Task objective:
For every line that contains the string "icon", pull that line out of the material below.

Material provided:
* * *

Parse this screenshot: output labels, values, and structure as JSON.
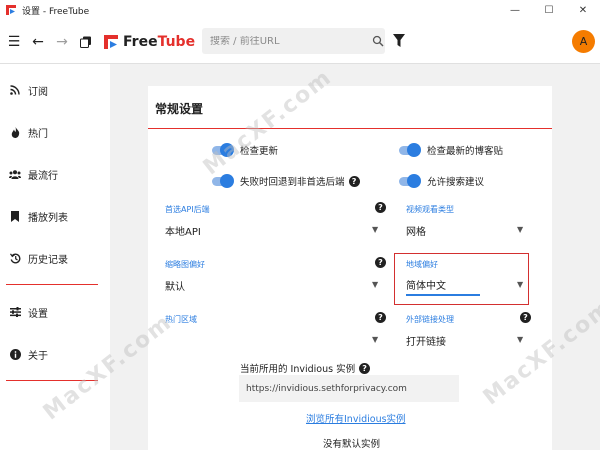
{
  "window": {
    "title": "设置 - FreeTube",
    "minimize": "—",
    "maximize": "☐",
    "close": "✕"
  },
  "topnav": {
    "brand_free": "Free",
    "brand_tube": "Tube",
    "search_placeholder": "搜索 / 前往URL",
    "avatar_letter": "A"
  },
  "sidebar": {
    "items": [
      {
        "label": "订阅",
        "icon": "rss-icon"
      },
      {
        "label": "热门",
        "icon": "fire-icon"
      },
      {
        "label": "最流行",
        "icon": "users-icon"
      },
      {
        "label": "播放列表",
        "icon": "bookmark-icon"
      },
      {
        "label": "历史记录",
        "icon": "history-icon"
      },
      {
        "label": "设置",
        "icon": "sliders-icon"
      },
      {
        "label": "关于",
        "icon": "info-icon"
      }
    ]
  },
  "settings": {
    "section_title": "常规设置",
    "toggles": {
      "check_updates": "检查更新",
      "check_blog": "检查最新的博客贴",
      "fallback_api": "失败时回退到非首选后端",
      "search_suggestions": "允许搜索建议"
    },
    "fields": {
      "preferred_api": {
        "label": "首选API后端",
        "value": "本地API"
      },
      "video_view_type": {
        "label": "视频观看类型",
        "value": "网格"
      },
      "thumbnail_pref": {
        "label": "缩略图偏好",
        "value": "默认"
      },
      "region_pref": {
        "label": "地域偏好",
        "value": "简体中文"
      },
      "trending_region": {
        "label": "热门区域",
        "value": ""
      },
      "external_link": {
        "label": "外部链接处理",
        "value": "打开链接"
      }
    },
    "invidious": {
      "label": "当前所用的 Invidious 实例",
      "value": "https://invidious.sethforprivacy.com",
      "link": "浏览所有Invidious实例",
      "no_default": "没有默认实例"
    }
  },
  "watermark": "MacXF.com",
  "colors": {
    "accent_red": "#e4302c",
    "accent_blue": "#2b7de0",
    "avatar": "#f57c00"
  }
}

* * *

Result of this exercise:
        "icon": "rss-icon"
        "icon": "fire-icon"
        "icon": "users-icon"
        "icon": "bookmark-icon"
        "icon": "history-icon"
        "icon": "sliders-icon"
        "icon": "info-icon"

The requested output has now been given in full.